IN EUROPE, INTEREST in heavier-than-air flight virtually died when Lilienthal and Percy Pilcher went to their graves. For a time, the only active experimenter was a Frenchman, Ferdinand Ferber. He was an artillery captain who commanded a battery, but the nation was at peace and he saw little prospect of martial glory. Bored with military routine, he developed a strong interest in flight.
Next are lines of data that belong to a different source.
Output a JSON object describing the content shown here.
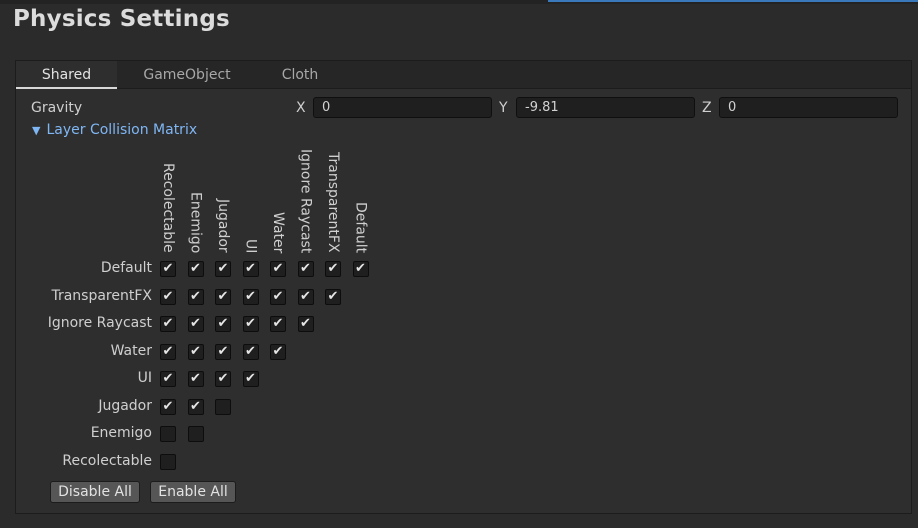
{
  "window": {
    "title": "Physics Settings"
  },
  "tabs": [
    {
      "label": "Shared",
      "active": true
    },
    {
      "label": "GameObject",
      "active": false
    },
    {
      "label": "Cloth",
      "active": false
    }
  ],
  "gravity": {
    "label": "Gravity",
    "x_label": "X",
    "x": "0",
    "y_label": "Y",
    "y": "-9.81",
    "z_label": "Z",
    "z": "0"
  },
  "matrix": {
    "foldout_label": "Layer Collision Matrix",
    "expanded": true,
    "columns": [
      "Recolectable",
      "Enemigo",
      "Jugador",
      "UI",
      "Water",
      "Ignore Raycast",
      "TransparentFX",
      "Default"
    ],
    "rows": [
      {
        "label": "Default",
        "checks": [
          true,
          true,
          true,
          true,
          true,
          true,
          true,
          true
        ]
      },
      {
        "label": "TransparentFX",
        "checks": [
          true,
          true,
          true,
          true,
          true,
          true,
          true
        ]
      },
      {
        "label": "Ignore Raycast",
        "checks": [
          true,
          true,
          true,
          true,
          true,
          true
        ]
      },
      {
        "label": "Water",
        "checks": [
          true,
          true,
          true,
          true,
          true
        ]
      },
      {
        "label": "UI",
        "checks": [
          true,
          true,
          true,
          true
        ]
      },
      {
        "label": "Jugador",
        "checks": [
          true,
          true,
          false
        ]
      },
      {
        "label": "Enemigo",
        "checks": [
          false,
          false
        ]
      },
      {
        "label": "Recolectable",
        "checks": [
          false
        ]
      }
    ]
  },
  "buttons": {
    "disable_all": "Disable All",
    "enable_all": "Enable All"
  },
  "colors": {
    "accent": "#3a79bb",
    "foldout": "#7fb6f4",
    "background": "#2b2b2b"
  }
}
He started by writing letters, corresponding with Lilienthal's brother Gustav and with Clement Ader, builder of the Eole. He went forward by constructing a series of homebuilt craft, starting with a kite and proceeding to develop a version of Lilienthal's monoplane glider. His readings and correspondence led him to Octave Chanute, who welcomed him as one more of aviation's acolytes. Chanute sent him a copy of the 1901 paper by Wilbur Wright, “Some Aeronautical Experiments, ”which discussed the Wright glider of that year.
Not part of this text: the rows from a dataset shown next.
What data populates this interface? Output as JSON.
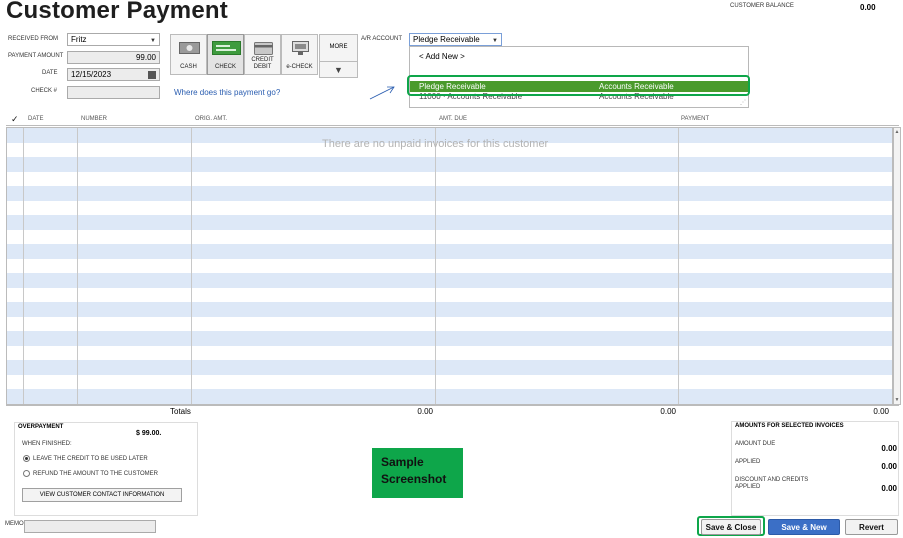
{
  "window": {
    "title": "Customer Payment"
  },
  "balance": {
    "label": "CUSTOMER BALANCE",
    "value": "0.00"
  },
  "form": {
    "received_from_label": "RECEIVED FROM",
    "received_from_value": "Fritz",
    "payment_amount_label": "PAYMENT AMOUNT",
    "payment_amount_value": "99.00",
    "date_label": "DATE",
    "date_value": "12/15/2023",
    "check_label": "CHECK #",
    "check_value": ""
  },
  "methods": [
    {
      "label": "CASH",
      "icon": "cash-icon"
    },
    {
      "label": "CHECK",
      "icon": "check-icon",
      "selected": true
    },
    {
      "label": "CREDIT\nDEBIT",
      "icon": "credit-card-icon"
    },
    {
      "label": "e-CHECK",
      "icon": "echeck-icon"
    },
    {
      "label": "MORE",
      "icon": "chevron-down-icon"
    }
  ],
  "where_link": "Where does this payment go?",
  "ar_account": {
    "label": "A/R ACCOUNT",
    "value": "Pledge Receivable",
    "options": [
      {
        "name": "< Add New >",
        "type": ""
      },
      {
        "name": "Pledge Receivable",
        "type": "Accounts Receivable",
        "highlighted": true
      },
      {
        "name": "11000 · Accounts Receivable",
        "type": "Accounts Receivable"
      }
    ]
  },
  "table": {
    "columns": [
      "✓",
      "DATE",
      "NUMBER",
      "ORIG. AMT.",
      "AMT. DUE",
      "PAYMENT"
    ],
    "empty_message": "There are no unpaid invoices for this customer",
    "totals_label": "Totals",
    "totals_orig": "0.00",
    "totals_due": "0.00",
    "totals_payment": "0.00"
  },
  "overpayment": {
    "title": "OVERPAYMENT",
    "amount": "$ 99.00.",
    "when_finished": "WHEN FINISHED:",
    "option_leave": "LEAVE THE CREDIT TO BE USED LATER",
    "option_refund": "REFUND THE AMOUNT TO THE CUSTOMER",
    "contact_button": "VIEW CUSTOMER CONTACT INFORMATION"
  },
  "sample_note": {
    "line1": "Sample",
    "line2": "Screenshot"
  },
  "amounts": {
    "title": "AMOUNTS FOR SELECTED INVOICES",
    "amount_due_label": "AMOUNT DUE",
    "amount_due_value": "0.00",
    "applied_label": "APPLIED",
    "applied_value": "0.00",
    "discount_label_1": "DISCOUNT AND CREDITS",
    "discount_label_2": "APPLIED",
    "discount_value": "0.00"
  },
  "memo": {
    "label": "MEMO",
    "value": ""
  },
  "buttons": {
    "save_close": "Save & Close",
    "save_new": "Save & New",
    "revert": "Revert"
  },
  "colors": {
    "highlight_green": "#4a9a2c",
    "callout_green": "#0ea64a",
    "stripe_blue": "#dde8f7",
    "link_blue": "#2a5db0",
    "save_new_blue": "#3b6fc6"
  }
}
Ferber found it fascinating, and used it as a guide when he began to build his next glider. Right at the outset, however, he faced diffi-